Exercise goal: Within the records below, find each line that holds the string "title", then copy it.

[Web page and app entries]
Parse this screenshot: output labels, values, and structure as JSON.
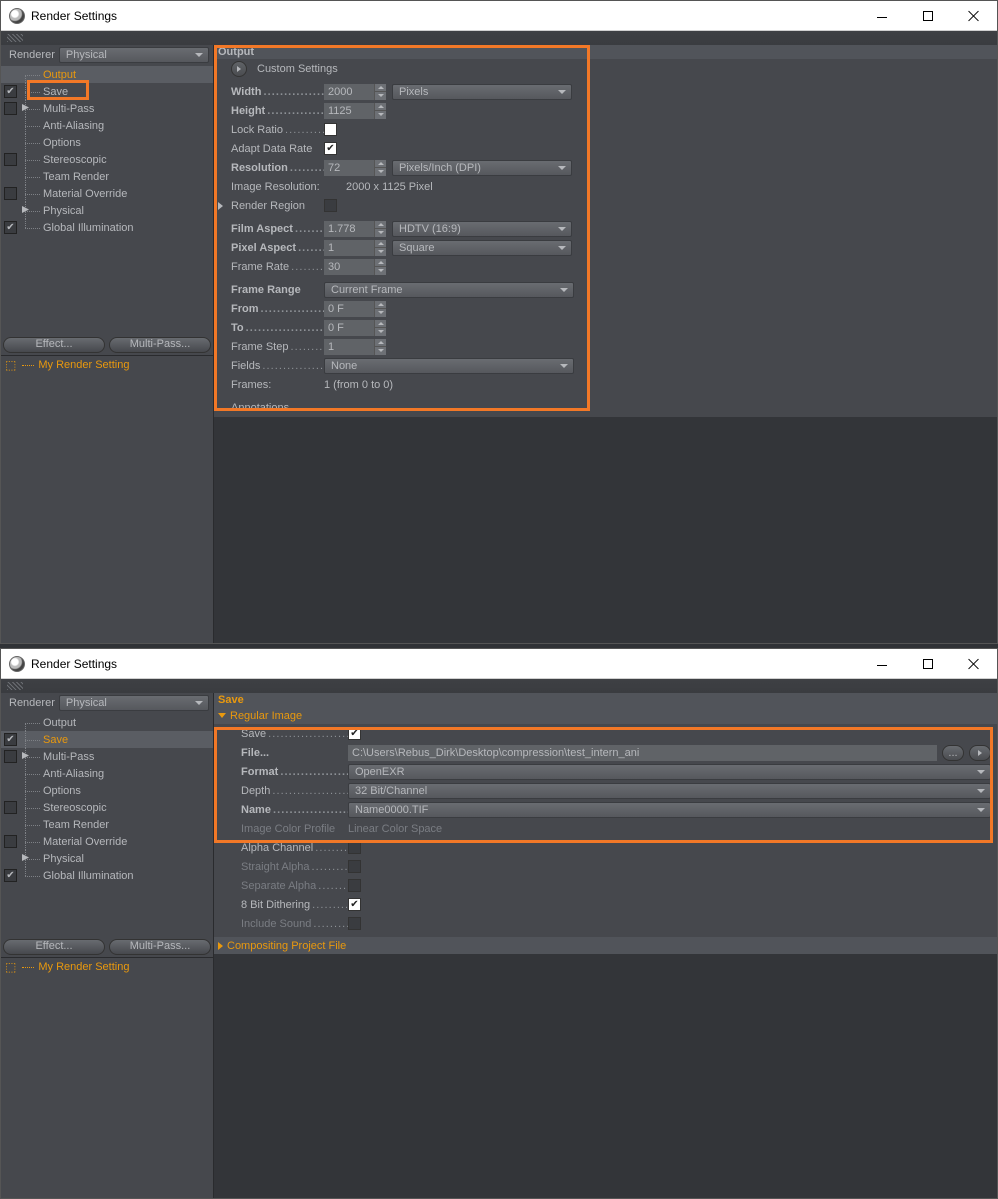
{
  "window1": {
    "title": "Render Settings",
    "renderer_label": "Renderer",
    "renderer_value": "Physical",
    "tree": [
      {
        "key": "output",
        "label": "Output",
        "checked": null,
        "accent": true,
        "bold": false,
        "selected": true,
        "expander": false
      },
      {
        "key": "save",
        "label": "Save",
        "checked": true,
        "accent": false,
        "bold": false,
        "selected": false,
        "expander": false
      },
      {
        "key": "multipass",
        "label": "Multi-Pass",
        "checked": false,
        "accent": false,
        "bold": false,
        "selected": false,
        "expander": true
      },
      {
        "key": "antialias",
        "label": "Anti-Aliasing",
        "checked": null,
        "accent": false,
        "bold": false,
        "selected": false,
        "expander": false
      },
      {
        "key": "options",
        "label": "Options",
        "checked": null,
        "accent": false,
        "bold": false,
        "selected": false,
        "expander": false
      },
      {
        "key": "stereo",
        "label": "Stereoscopic",
        "checked": false,
        "accent": false,
        "bold": false,
        "selected": false,
        "expander": false
      },
      {
        "key": "teamrender",
        "label": "Team Render",
        "checked": null,
        "accent": false,
        "bold": false,
        "selected": false,
        "expander": false
      },
      {
        "key": "matoverride",
        "label": "Material Override",
        "checked": false,
        "accent": false,
        "bold": false,
        "selected": false,
        "expander": false
      },
      {
        "key": "physical",
        "label": "Physical",
        "checked": null,
        "accent": false,
        "bold": false,
        "selected": false,
        "expander": true
      },
      {
        "key": "gi",
        "label": "Global Illumination",
        "checked": true,
        "accent": false,
        "bold": false,
        "selected": false,
        "expander": false
      }
    ],
    "btn_effect": "Effect...",
    "btn_multipass": "Multi-Pass...",
    "setting_name": "My Render Setting",
    "output": {
      "title": "Output",
      "preset": "Custom Settings",
      "width_label": "Width",
      "width": "2000",
      "width_unit": "Pixels",
      "height_label": "Height",
      "height": "1125",
      "lock_ratio_label": "Lock Ratio",
      "lock_ratio": false,
      "adapt_label": "Adapt Data Rate",
      "adapt": true,
      "resolution_label": "Resolution",
      "resolution": "72",
      "resolution_unit": "Pixels/Inch (DPI)",
      "image_res_label": "Image Resolution:",
      "image_res": "2000 x 1125 Pixel",
      "render_region_label": "Render Region",
      "render_region": false,
      "film_aspect_label": "Film Aspect",
      "film_aspect": "1.778",
      "film_aspect_preset": "HDTV (16:9)",
      "pixel_aspect_label": "Pixel Aspect",
      "pixel_aspect": "1",
      "pixel_aspect_preset": "Square",
      "frame_rate_label": "Frame Rate",
      "frame_rate": "30",
      "frame_range_label": "Frame Range",
      "frame_range": "Current Frame",
      "from_label": "From",
      "from": "0 F",
      "to_label": "To",
      "to": "0 F",
      "frame_step_label": "Frame Step",
      "frame_step": "1",
      "fields_label": "Fields",
      "fields": "None",
      "frames_label": "Frames:",
      "frames": "1 (from 0 to 0)",
      "annotations_label": "Annotations"
    }
  },
  "window2": {
    "title": "Render Settings",
    "renderer_label": "Renderer",
    "renderer_value": "Physical",
    "tree": [
      {
        "key": "output",
        "label": "Output",
        "checked": null,
        "accent": false,
        "bold": false,
        "selected": false,
        "expander": false
      },
      {
        "key": "save",
        "label": "Save",
        "checked": true,
        "accent": true,
        "bold": false,
        "selected": true,
        "expander": false
      },
      {
        "key": "multipass",
        "label": "Multi-Pass",
        "checked": false,
        "accent": false,
        "bold": false,
        "selected": false,
        "expander": true
      },
      {
        "key": "antialias",
        "label": "Anti-Aliasing",
        "checked": null,
        "accent": false,
        "bold": false,
        "selected": false,
        "expander": false
      },
      {
        "key": "options",
        "label": "Options",
        "checked": null,
        "accent": false,
        "bold": false,
        "selected": false,
        "expander": false
      },
      {
        "key": "stereo",
        "label": "Stereoscopic",
        "checked": false,
        "accent": false,
        "bold": false,
        "selected": false,
        "expander": false
      },
      {
        "key": "teamrender",
        "label": "Team Render",
        "checked": null,
        "accent": false,
        "bold": false,
        "selected": false,
        "expander": false
      },
      {
        "key": "matoverride",
        "label": "Material Override",
        "checked": false,
        "accent": false,
        "bold": false,
        "selected": false,
        "expander": false
      },
      {
        "key": "physical",
        "label": "Physical",
        "checked": null,
        "accent": false,
        "bold": false,
        "selected": false,
        "expander": true
      },
      {
        "key": "gi",
        "label": "Global Illumination",
        "checked": true,
        "accent": false,
        "bold": false,
        "selected": false,
        "expander": false
      }
    ],
    "btn_effect": "Effect...",
    "btn_multipass": "Multi-Pass...",
    "setting_name": "My Render Setting",
    "save": {
      "title": "Save",
      "section_regular": "Regular Image",
      "save_label": "Save",
      "save": true,
      "file_label": "File...",
      "file": "C:\\Users\\Rebus_Dirk\\Desktop\\compression\\test_intern_ani",
      "browse": "...",
      "format_label": "Format",
      "format": "OpenEXR",
      "depth_label": "Depth",
      "depth": "32 Bit/Channel",
      "name_label": "Name",
      "name": "Name0000.TIF",
      "color_profile_label": "Image Color Profile",
      "color_profile": "Linear Color Space",
      "alpha_label": "Alpha Channel",
      "alpha": false,
      "straight_alpha_label": "Straight Alpha",
      "straight_alpha": false,
      "separate_alpha_label": "Separate Alpha",
      "separate_alpha": false,
      "dither_label": "8 Bit Dithering",
      "dither": true,
      "sound_label": "Include Sound",
      "sound": false,
      "section_comp": "Compositing Project File"
    }
  }
}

Answer for this exercise:
    "title": "Render Settings",
      "title": "Output",
    "title": "Render Settings",
      "title": "Save",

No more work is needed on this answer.